Iowa lawmakers passed a controversial "heartbeat" bill which prohibits women from seeking an abortion once a fetal heartbeat is detected. It is one of the most restrictive, anti-abortion bills the country has ever seen, and Planned Parenthood has already deemed it "unconstitutional."
The “heartbeat” bill, which would ban abortions as early as six weeks — around the time women generally feel early signs of pregnancy and before many even realize they are pregnant — was passed Tuesday by the Iowa House, 51-46.
The bill would require women seeking an abortion to first have an ultrasound, at which time a physician would detect whether there is a heartbeat. The bill also would prohibit someone from acquiring, providing, receiving, transferring or using a fetal body part in Iowa. A violator could be charged with a Class C felony.
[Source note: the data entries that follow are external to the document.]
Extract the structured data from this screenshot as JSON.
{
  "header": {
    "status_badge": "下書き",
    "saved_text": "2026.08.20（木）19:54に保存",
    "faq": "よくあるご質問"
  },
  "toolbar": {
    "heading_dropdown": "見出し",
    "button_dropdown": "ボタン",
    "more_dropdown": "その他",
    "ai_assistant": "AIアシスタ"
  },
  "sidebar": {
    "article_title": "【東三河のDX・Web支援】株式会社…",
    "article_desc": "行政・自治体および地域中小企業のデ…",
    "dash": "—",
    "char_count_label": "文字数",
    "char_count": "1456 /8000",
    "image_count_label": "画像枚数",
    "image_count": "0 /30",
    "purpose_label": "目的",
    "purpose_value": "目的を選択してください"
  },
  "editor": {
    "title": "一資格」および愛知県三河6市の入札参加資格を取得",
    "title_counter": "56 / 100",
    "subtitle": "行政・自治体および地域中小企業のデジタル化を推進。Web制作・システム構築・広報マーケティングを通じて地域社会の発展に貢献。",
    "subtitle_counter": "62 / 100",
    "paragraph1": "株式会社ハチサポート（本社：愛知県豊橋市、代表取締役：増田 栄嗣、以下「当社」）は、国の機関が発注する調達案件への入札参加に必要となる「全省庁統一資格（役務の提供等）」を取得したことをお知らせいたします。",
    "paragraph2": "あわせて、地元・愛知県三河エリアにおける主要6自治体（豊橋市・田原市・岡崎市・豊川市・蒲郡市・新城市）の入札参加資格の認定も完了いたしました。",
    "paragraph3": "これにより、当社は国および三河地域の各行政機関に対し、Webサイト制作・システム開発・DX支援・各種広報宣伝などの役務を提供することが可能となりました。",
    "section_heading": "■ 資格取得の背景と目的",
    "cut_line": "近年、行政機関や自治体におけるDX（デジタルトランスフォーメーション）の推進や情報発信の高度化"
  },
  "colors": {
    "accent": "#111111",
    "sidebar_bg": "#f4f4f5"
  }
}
Iowa Rep. Steve King introduced the Heartbeat Protection Act in Congress earlier this year, which would ban abortion after six weeks. According to the bill, it would be a crime for a physician to "knowingly perform an abortion... without determining whether the fetus has a detectable heartbeat" first.
King cited the Carter administration, which defined life as starting at conception. “With the passage of time, the human organism grows from a single cell to a fully developed adult. Life begins when a male sperm unites with a female egg. The new life created from this union starts as a single cell,” the U.S. Department of Health and Human Services wrote during the Carter administration.
Reproductive rights advocates are outraged. Banning abortion at six weeks would essentially ban abortion entirely, considering most women don't even know they're pregnant at six weeks.
The ACLU issued a strong statement condemning the bill as both "unconstitutional" and morally wrong.
The attacks on reproductive rights just keep coming. Today, Congress held a hearing on a bill that would outlaw abortion as early as just six weeks of pregnancy. This amounts to an effective ban on abortion, as many women do not even know if they are pregnant by that time.
It’s not surprising that anti-choice activists feel emboldened by Donald Trump’s presidency to attack women’s health and rights — no matter if the bills they are pushing don’t stand a chance in court.